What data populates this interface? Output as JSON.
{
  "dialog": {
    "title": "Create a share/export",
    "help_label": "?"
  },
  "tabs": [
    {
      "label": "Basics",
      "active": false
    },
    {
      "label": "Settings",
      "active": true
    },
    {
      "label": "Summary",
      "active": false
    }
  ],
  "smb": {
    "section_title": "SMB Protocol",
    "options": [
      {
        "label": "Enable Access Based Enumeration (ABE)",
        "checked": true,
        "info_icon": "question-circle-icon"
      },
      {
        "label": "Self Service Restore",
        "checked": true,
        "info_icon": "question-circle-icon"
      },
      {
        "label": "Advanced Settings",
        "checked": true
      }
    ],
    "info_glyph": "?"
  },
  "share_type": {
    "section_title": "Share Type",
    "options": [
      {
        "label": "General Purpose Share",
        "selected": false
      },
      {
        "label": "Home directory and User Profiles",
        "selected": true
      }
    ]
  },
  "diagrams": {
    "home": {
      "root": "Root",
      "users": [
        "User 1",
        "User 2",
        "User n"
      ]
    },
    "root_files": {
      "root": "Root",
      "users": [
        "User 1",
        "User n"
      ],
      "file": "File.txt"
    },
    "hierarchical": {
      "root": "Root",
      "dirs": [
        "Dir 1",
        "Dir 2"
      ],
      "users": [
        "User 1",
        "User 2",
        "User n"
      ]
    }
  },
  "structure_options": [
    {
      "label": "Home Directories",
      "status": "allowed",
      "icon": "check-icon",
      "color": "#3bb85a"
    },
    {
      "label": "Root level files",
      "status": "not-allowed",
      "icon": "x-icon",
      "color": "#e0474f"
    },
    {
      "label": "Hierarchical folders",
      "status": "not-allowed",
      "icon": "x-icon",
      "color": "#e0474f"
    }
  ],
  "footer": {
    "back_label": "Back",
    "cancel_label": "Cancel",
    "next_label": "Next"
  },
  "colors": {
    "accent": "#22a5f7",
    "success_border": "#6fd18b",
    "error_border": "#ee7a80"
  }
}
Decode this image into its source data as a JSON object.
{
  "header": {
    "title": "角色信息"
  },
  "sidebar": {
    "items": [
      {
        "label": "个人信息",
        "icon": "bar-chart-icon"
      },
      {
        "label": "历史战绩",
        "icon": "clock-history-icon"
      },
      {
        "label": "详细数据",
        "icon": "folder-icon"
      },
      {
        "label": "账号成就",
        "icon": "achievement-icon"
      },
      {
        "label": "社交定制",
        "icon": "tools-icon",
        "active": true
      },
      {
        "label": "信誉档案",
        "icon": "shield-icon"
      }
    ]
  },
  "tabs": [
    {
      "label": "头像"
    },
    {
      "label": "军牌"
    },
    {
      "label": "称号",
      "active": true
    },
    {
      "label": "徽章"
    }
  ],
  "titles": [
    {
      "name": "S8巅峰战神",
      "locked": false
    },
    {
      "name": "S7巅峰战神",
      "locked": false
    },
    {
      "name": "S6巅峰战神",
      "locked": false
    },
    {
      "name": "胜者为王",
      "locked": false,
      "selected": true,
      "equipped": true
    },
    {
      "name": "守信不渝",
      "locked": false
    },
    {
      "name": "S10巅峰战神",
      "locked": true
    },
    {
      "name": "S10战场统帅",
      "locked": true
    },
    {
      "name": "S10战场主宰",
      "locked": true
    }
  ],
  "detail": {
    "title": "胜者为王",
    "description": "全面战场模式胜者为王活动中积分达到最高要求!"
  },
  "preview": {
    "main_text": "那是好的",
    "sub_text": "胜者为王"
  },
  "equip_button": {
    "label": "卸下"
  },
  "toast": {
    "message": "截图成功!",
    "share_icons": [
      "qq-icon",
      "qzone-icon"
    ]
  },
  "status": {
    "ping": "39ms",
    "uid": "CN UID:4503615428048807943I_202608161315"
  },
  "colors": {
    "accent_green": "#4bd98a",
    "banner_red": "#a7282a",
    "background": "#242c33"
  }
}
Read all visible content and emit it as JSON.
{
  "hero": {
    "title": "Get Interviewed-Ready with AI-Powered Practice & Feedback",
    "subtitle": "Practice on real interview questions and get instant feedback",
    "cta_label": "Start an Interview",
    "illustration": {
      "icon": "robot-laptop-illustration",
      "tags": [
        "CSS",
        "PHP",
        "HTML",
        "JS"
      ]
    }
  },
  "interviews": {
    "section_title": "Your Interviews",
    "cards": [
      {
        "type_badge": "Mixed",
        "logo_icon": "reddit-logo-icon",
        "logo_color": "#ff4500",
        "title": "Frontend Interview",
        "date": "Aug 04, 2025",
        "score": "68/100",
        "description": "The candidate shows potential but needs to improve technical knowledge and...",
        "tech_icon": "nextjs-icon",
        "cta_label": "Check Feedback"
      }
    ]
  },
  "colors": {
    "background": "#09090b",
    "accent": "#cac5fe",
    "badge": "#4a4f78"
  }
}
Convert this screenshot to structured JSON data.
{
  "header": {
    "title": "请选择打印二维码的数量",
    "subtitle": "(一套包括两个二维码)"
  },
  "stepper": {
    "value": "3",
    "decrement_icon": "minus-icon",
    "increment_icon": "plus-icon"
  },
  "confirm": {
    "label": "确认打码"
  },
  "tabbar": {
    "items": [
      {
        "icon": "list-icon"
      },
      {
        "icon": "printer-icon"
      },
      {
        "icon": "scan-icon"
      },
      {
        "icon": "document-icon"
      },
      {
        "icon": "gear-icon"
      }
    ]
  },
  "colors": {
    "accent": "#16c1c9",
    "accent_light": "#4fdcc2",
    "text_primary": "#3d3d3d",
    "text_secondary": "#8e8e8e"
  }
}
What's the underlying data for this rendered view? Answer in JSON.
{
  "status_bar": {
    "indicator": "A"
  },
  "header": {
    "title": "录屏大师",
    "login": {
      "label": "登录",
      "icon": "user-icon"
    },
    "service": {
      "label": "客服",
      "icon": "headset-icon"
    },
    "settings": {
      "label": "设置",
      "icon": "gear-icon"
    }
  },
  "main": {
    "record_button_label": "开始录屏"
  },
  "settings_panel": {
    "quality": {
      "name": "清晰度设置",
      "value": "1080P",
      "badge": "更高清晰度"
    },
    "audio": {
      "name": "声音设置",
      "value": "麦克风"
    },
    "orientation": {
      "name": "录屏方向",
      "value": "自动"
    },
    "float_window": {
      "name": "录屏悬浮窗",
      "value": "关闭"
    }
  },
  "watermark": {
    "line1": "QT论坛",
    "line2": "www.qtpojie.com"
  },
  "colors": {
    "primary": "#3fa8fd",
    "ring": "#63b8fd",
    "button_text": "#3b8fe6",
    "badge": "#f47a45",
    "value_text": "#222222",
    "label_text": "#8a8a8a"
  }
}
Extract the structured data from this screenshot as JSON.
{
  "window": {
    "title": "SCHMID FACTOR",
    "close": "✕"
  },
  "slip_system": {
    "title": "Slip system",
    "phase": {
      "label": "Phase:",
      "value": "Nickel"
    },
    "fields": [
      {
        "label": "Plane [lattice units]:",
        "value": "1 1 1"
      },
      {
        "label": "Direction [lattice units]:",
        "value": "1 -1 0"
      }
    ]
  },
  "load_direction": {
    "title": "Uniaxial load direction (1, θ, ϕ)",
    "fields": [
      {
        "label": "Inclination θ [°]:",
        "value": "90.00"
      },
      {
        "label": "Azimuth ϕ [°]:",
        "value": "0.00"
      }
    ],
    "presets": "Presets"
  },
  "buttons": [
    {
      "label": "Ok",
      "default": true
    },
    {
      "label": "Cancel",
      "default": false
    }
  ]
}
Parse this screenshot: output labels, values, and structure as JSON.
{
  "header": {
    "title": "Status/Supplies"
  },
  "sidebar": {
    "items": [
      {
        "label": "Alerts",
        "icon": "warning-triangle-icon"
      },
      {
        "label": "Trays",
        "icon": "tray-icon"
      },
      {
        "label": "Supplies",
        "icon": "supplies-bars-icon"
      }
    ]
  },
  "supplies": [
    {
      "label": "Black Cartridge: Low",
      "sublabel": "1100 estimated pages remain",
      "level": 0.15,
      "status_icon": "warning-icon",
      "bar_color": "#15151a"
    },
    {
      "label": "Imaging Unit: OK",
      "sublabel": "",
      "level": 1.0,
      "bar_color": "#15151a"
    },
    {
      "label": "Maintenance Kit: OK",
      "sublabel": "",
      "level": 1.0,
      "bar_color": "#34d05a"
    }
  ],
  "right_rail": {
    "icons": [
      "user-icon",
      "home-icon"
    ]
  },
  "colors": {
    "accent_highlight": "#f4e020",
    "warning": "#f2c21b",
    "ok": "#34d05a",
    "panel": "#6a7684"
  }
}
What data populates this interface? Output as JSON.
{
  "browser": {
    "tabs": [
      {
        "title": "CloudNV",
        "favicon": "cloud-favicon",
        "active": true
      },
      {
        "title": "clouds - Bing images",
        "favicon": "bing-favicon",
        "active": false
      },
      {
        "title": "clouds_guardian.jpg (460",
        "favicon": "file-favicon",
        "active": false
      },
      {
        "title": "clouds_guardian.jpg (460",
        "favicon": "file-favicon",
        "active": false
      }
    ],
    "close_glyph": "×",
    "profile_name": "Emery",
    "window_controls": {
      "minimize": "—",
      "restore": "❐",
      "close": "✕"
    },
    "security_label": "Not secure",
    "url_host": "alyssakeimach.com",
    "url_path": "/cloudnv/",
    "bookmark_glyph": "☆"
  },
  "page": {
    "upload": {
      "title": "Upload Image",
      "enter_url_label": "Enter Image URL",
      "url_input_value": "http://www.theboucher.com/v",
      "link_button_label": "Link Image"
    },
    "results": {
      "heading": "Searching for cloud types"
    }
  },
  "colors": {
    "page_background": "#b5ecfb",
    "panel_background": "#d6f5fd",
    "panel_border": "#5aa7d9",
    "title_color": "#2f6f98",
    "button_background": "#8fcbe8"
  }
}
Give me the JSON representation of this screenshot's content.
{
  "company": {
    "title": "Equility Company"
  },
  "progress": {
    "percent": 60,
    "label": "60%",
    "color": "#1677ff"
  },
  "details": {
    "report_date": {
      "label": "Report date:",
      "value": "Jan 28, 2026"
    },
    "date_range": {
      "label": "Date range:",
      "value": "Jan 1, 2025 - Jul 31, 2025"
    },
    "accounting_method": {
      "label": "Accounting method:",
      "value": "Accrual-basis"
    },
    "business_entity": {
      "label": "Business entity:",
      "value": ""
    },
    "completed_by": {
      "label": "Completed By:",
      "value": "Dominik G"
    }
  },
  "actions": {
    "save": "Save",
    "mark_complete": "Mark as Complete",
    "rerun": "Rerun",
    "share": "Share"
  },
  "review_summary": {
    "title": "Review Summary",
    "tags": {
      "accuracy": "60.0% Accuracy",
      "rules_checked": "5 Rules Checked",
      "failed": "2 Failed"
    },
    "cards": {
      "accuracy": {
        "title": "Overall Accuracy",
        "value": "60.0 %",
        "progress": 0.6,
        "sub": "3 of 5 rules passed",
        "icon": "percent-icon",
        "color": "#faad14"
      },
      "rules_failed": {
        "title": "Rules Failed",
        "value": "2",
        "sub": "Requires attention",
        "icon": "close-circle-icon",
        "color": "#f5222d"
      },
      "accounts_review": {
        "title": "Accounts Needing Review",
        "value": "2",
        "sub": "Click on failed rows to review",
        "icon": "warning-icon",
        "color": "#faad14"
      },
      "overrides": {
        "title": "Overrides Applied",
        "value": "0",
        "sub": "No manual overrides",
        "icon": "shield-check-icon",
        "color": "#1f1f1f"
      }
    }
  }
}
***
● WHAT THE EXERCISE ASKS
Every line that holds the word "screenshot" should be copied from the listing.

● WRITTEN ANSWER
Convert this screenshot to structured JSON data.
Extract the structured data from this screenshot as JSON.
Parse this screenshot: output labels, values, and structure as JSON.
Give me the JSON representation of this screenshot's content.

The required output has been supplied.